This brought up a major question: Is anyone out there trying to hack into voting machines? Citizen groups like Black Box Voting (BBV) have created nationwide lists of suspicious results, but Barbara Guttman, a group manager with the National Institute of Standards and Technology, claimed that in the United States, most inaccuracies are due to human error and systems glitches, or people intentionally voting more than once. She does not know of any group trying to secretly hack into voting systems and change election results.

However, hackers have worked with officials to show them how accessible some systems are. It’s been reported that McPherson’s office had invited hacker Harri Hursti, who’s associated with Black Box Voting, to intentionally try to hack into Diebold TSx machines, but those tests never occurred. Kerns wasn’t sure whether such tests would occur in the future.

Though security will continue to be an issue, academics stressed that current error rates, even without sabotage, are unacceptable. One panelist wondered why we tolerate any error at all in the nation’s most important democratic activity. Michael Shamos of the Institute for eCommerce at Carnegie Mellon University reminded participants that these machines only have to work a few hours a year. “If new laptops failed after 12 hours,” he said, “we’d be in an uproar.”

Though three test labs were asked to send representatives to the symposium, only one, Brian Phillips from SysTest Labs of Denver, actually appeared.

Shamos told Phillips that he sees the machines right after the federal testers. “Occasionally, we find serious flaws,” he said.

“We report every flaw,” Phillips replied, but, he added, the vendor doesn’t necessarily need to correct every flaw in order to have a system certified. He also explained that each state has a slightly different balloting process, and only states can test a system for its own unique permutations.

“I think the standards don’t deal with all the bad things voting systems can do,” he said.

Freddie Oakley, registrar for Yolo County, chose a paper ballot system because, she said, “I want my voters to know that what I’m counting is the vote they actually cast.”

But Oakley also said that relying on any technology was risky because registrars don’t personally have the technical programming skills or the access to the code to ensure machines are functioning properly—though California’s new requirements mention that the state “reserves the right to perform a full independent review of the source code.”

To protect security, Oakley makes sure that no one person is ever alone with the equipment.
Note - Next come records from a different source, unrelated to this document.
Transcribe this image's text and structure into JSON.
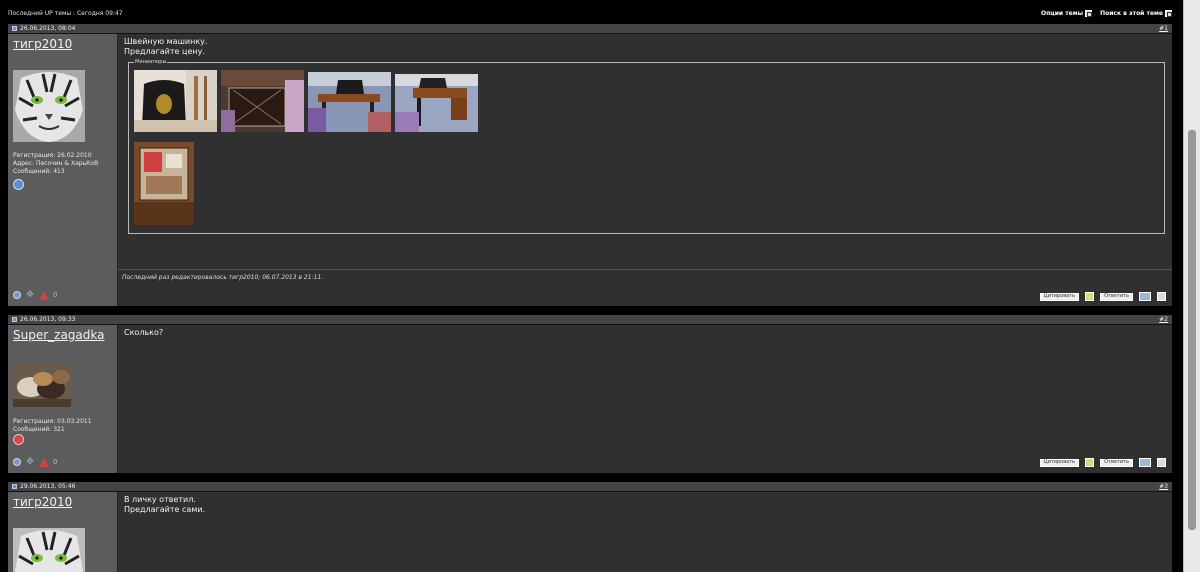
{
  "topbar": {
    "last_up": "Последний UP темы : Сегодня 09:47",
    "thread_options": "Опции темы",
    "search_thread": "Поиск в этой теме"
  },
  "posts": [
    {
      "date": "26.06.2013, 08:04",
      "number": "#1",
      "username": "тигр2010",
      "registration": "Регистрация: 26.02.2010",
      "address": "Адрес: Песочин & ХарьКоВ",
      "messages": "Сообщений: 413",
      "text": "Швейную машинку.\nПредлагайте цену.",
      "attachments_legend": "Миниатюры",
      "edit_note": "Последний раз редактировалось тигр2010; 06.07.2013 в 21:11.",
      "quote_label": "Цитировать",
      "reply_label": "Ответить"
    },
    {
      "date": "26.06.2013, 09:33",
      "number": "#2",
      "username": "Super_zagadka",
      "registration": "Регистрация: 03.03.2011",
      "messages": "Сообщений: 321",
      "text": "Сколько?",
      "quote_label": "Цитировать",
      "reply_label": "Ответить"
    },
    {
      "date": "29.06.2013, 05:46",
      "number": "#3",
      "username": "тигр2010",
      "text": "В личку ответил.\nПредлагайте сами."
    }
  ],
  "colors": {
    "background": "#000000",
    "post_body": "#303030",
    "user_panel": "#5c5c5c",
    "post_header": "#444444"
  }
}
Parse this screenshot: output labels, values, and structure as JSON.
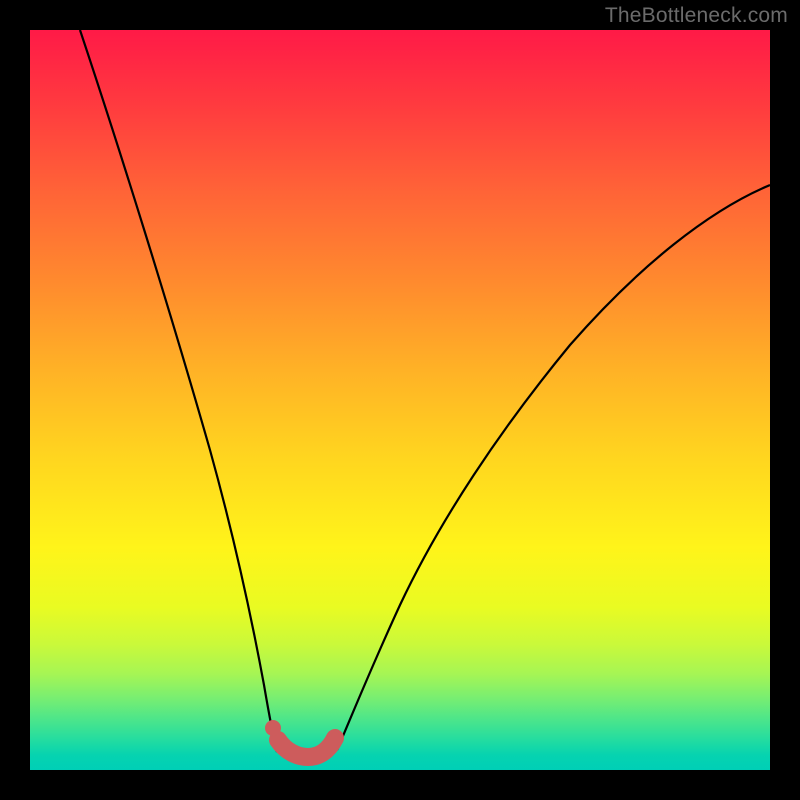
{
  "watermark": "TheBottleneck.com",
  "chart_data": {
    "type": "line",
    "title": "",
    "xlabel": "",
    "ylabel": "",
    "xlim": [
      0,
      100
    ],
    "ylim": [
      0,
      100
    ],
    "series": [
      {
        "name": "left-branch-curve",
        "x": [
          7,
          10,
          13,
          16,
          19,
          22,
          25,
          27,
          28.5,
          29.7,
          30.5,
          31.2,
          31.8,
          32.3
        ],
        "y": [
          100,
          86,
          73,
          61,
          50,
          40,
          30,
          21,
          15,
          10,
          7,
          5,
          3.5,
          2.5
        ]
      },
      {
        "name": "right-branch-curve",
        "x": [
          40.5,
          41.5,
          43,
          45,
          48,
          52,
          56,
          61,
          67,
          74,
          82,
          90,
          99.8
        ],
        "y": [
          2.8,
          4,
          6,
          9,
          14,
          21,
          28,
          35,
          43,
          52,
          61,
          70,
          79
        ]
      },
      {
        "name": "pink-dot",
        "x": [
          32.0
        ],
        "y": [
          5.7
        ]
      },
      {
        "name": "pink-valley-band",
        "x": [
          32.5,
          33.5,
          35.0,
          37.0,
          38.8,
          40.0,
          40.8
        ],
        "y": [
          4.5,
          2.8,
          1.9,
          1.8,
          2.2,
          3.2,
          4.8
        ]
      }
    ]
  },
  "colors": {
    "curve": "#000000",
    "pink": "#cd5c5c",
    "frame": "#000000"
  }
}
Voting machines are not connected to the Internet or any other computer network.

Was there any fraud detected during the canvass of the November election?

“In every election, people vote twice,” Jarboe said. The county sends letters to the fraud division in each case.
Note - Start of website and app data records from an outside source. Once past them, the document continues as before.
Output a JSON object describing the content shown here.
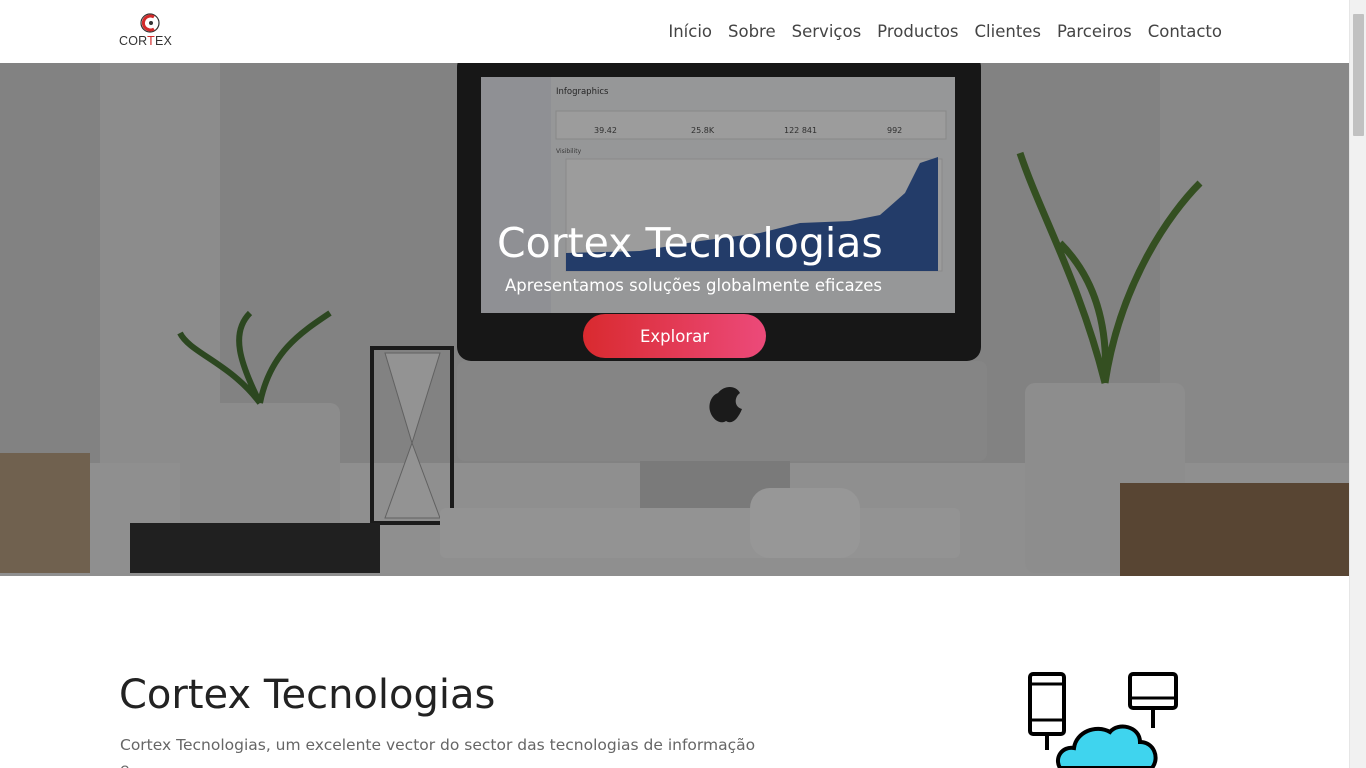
{
  "brand": {
    "logo_text_prefix": "COR",
    "logo_text_x": "T",
    "logo_text_suffix": "EX",
    "accent": "#d92a2f",
    "accent_end": "#ec4a7a"
  },
  "nav": {
    "items": [
      {
        "label": "Início"
      },
      {
        "label": "Sobre"
      },
      {
        "label": "Serviços"
      },
      {
        "label": "Productos"
      },
      {
        "label": "Clientes"
      },
      {
        "label": "Parceiros"
      },
      {
        "label": "Contacto"
      }
    ]
  },
  "hero": {
    "title": "Cortex Tecnologias",
    "subtitle": "Apresentamos soluções globalmente eficazes",
    "button_label": "Explorar",
    "screen": {
      "heading": "Infographics",
      "section": "Visibility",
      "stats": [
        "39.42",
        "25.8K",
        "122 841",
        "992"
      ]
    }
  },
  "about": {
    "title": "Cortex Tecnologias",
    "text": "Cortex Tecnologias, um excelente vector do sector das tecnologias de informação e"
  },
  "icons": [
    "cortex-logo-icon",
    "network-cloud-icon"
  ]
}
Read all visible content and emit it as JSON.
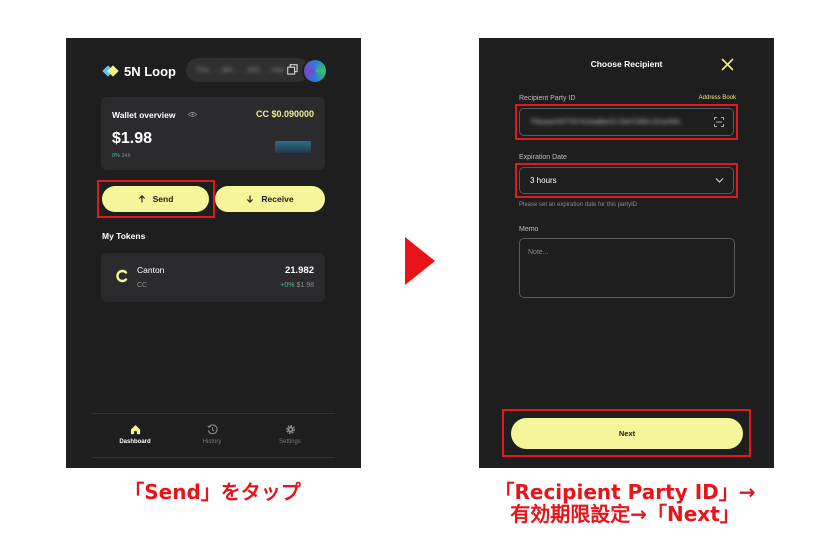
{
  "left_screen": {
    "app_name": "5N Loop",
    "address_masked": "f5a...a8c...333...5ae",
    "wallet": {
      "title": "Wallet overview",
      "cc_balance": "CC $0.090000",
      "usd_balance": "$1.98",
      "change_pct": "0%",
      "change_period": "24h"
    },
    "actions": {
      "send": "Send",
      "receive": "Receive"
    },
    "tokens_title": "My Tokens",
    "tokens": [
      {
        "name": "Canton",
        "symbol": "CC",
        "amount": "21.982",
        "change": "+0%",
        "usd": "$1.98"
      }
    ],
    "nav": {
      "dashboard": "Dashboard",
      "history": "History",
      "settings": "Settings"
    }
  },
  "right_screen": {
    "title": "Choose Recipient",
    "recipient_label": "Recipient Party ID",
    "address_book": "Address Book",
    "recipient_value": "f5baae59f76f416a8be2c1b47269c32ae99c",
    "expiration_label": "Expiration Date",
    "expiration_value": "3 hours",
    "expiration_help": "Please set an expiration date for this partyID",
    "memo_label": "Memo",
    "memo_placeholder": "Note...",
    "next": "Next"
  },
  "captions": {
    "left": "「Send」をタップ",
    "right_line1": "「Recipient Party ID」→",
    "right_line2": "有効期限設定→「Next」"
  },
  "colors": {
    "accent": "#f5f59a",
    "highlight": "#e01a1a",
    "positive": "#3ec28f",
    "background": "#1e1e1e"
  }
}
She estimated that maybe 15 to 20 people voted more than once in Sacramento in November. “It’s not going to change the vote,” she said.